It’s something no one wants to think about – a trusted caregiver stealing.
AARP offers these six tips to guard against theft:
1. Use a reputable caregiving agency. Ask your hospital or doctor for home care agency recommendations. Make sure the agency is properly bonded, licensed, insured and accredited. Interview the agency’s supervisor, find out how long the aide has worked for the agency and talk to any family that previously employed her. Always keep the lines of communication open with the agency.
2. Find out what actions an agency will take if there is a theft. Will the agency take full responsibility for any theft? Will it call the police to investigate? In order to file a successful claim for reimbursement with the agency’s insurer, a theft must be reported to the police, and local authorities must interview your loved one. That could be emotionally difficult for everyone involved.

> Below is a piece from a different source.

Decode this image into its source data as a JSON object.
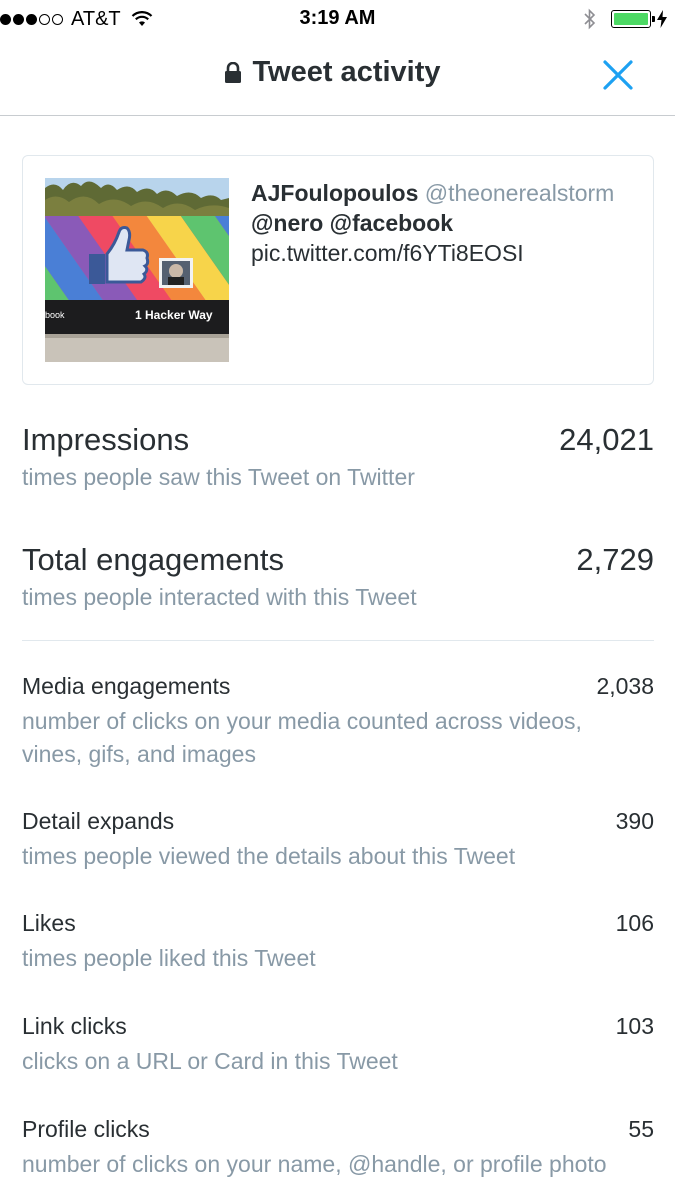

3. Be cautious about hiring an aide on your own. It may be cheaper hiring an aide independently, but you should inquire about the aide’s background, talk to previous employers and pay a reputable firm to do a criminal background check if you decide to take this route. Make sure the aide is a U.S. citizen or legal resident, and pay the employer’s portion of Social Security to be on the up and up.
4. Keep an inventory of valuables in the home. Compile a list and take pictures to document your parent’s valuables, put them under lock and key, or remove them from the home. Don’t forget about hidden jewelry or valuables, and think about removing any valuable memorabilia displayed in the house. There’s no need to put temptation in front of anyone.
5. Don’t invite petty theft. Your parent should keep only a small amount of cash at home. Don’t leave money in obvious places, such as the nightstand next to the bed. Make sure your loved one keeps any checkbook, ATM and credit cards, and computer passwords in a secure place.
6. Watch your loved one’s bank account and credit card charges. Make sure a family member receives duplicate bank statements and credit card bills — or better yet, has online access to your loved one’s accounts so financial transactions can be monitored. Look for unusual spending: a bank account that is suddenly bleeding cash, checks made out for cash, or unusual credit card transactions. There are plenty of stories about aides getting a power of attorney, putting their names on bank accounts or receiving expensive gifts from their ailing charge. Don’t let this happen to your loved one.
For more caregiver information, visit www.aarp.org.